The triumphal procession of carnations across Europe dates back to the 13th century, and since the beginning of the 16th century, they have been very popular at the court of the Medici queen. Since then, the carnation has been very revered in France as the flower of the royal nobility that personifies power:
- During the French Revolution, supporters of the king decorated their lapels with red carnations, thus showing their allegiance to the king to their opponents.
- French girls gave red carnations to the guys who went to war. The belief said that the presented flower would protect its owner, and he would return home with a victory.
- Napoleon considered the carnation to be his talisman and chose red for the ribbon of the Legion of Honor.
Following these traditions, the Russian proletariat took up the red carnation symbol in February 1917. Literally, several events created an aura of battle and struggle around the delicate flower.
In Belgium, on the contrary, the ruling elite did not really like the carnation, and it became the favorite flower of ordinary people. The Germans considered the carnation a symbol of fidelity and constancy, a talisman of the family hearth.
In Christianity, there is a belief that Mary wept at the cross of the crucified Jesus, and pink carnations appeared from her tears. It is with this tradition that in the USA, it is the official flower for congratulations on Mother’s Day. Red and pink carnations also symbolize motherly love in Japan.

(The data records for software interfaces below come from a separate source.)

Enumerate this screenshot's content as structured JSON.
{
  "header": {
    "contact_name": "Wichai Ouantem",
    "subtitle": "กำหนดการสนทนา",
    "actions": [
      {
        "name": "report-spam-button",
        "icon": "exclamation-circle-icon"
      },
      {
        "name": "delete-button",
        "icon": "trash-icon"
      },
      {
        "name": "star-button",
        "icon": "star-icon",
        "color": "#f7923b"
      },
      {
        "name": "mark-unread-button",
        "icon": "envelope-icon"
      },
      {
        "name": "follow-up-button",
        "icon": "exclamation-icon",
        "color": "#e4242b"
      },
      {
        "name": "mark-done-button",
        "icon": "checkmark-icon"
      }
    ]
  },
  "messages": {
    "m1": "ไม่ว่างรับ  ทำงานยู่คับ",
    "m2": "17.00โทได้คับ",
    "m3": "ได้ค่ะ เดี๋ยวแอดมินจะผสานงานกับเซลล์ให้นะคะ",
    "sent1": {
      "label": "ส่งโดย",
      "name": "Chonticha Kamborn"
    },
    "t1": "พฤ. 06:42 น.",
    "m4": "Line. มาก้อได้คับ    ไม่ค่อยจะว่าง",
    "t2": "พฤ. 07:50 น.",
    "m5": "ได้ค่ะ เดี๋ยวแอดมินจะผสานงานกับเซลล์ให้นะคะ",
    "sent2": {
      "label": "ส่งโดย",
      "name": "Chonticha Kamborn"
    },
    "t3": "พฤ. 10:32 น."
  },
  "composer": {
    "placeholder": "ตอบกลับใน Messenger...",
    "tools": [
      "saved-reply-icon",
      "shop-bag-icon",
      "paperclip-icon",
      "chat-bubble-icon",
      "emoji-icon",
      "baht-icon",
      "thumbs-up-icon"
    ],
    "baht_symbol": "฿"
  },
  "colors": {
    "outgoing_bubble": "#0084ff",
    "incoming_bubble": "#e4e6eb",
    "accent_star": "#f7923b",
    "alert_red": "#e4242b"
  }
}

In addition, these flowers are a traditional wedding decoration in China. The Chinese decorate the room for the ceremony and use carnations in the bride’s attire.
In Korea, carnation is believed to predict the future of young women. The girl decorates her hair with three fresh buds. Depending on the sequence of their withering, her fate is predicted. If the upper flower wilted first, the last years of a woman’s life will be difficult, if the middle one — she will have a difficult youth, if the lower one — difficulties will follow her throughout her life.
Therefore, there are different meanings, and carnations can be used for different events according to traditions and beliefs.
The language of flowers for those who buy carnation flowers in bulk
In the Victorian era, conveying messages using bouquets was very popular. Due to the variety of shades, carnation was especially popular for this issue.
Flowers of different colors have different meanings, namely:
- A red carnation symbolizes deep affection and love
- White carnations speak of trust and sincerity, innocence, tenderness, and good luck
- Yellow is a reminder of yourself
- Pink means the embodiment of a dream and maternal care
- The multi-colored carnation is a warning about the impossibility of lovers being together
- The striped carnation represents rejection and the end of a relationship
- Turkish varieties are presented as a compliment to say that the girl is unique.
It turns out that the carnation is a very meaningful flower. Everything is absorbed in its petals: tenderness, love, military honor, and glory. However, therein lies the unique charm of the flower. You can give a bouquet of carnations for any occasion, and the gift will always be in place.
Where to buy fresh carnations in bulk?
With all their undeniable advantages such as beauty, deep symbolic meaning, and pronounced aroma, carnations have a number of disadvantages. They are short-lived and can cause allergic reactions. However, with proper care, the flower will live long enough to give all its beauty.
The best choice for purchasing carnations wholesale is the FiftyFlowers online store, which offers its customers a variety of bouquets, the constituent elements of which are carnations. Buying these flowers is a profitable way to invest your finances, create your beautiful business, and get satisfaction from the process of creating bouquets.
Keep in mind all the meanings that this flower has and do not hesitate to use it for a variety of occasions. Carnation gives a perfect chance to create a unique beautiful composition that will brighten the day and give positive emotions to people.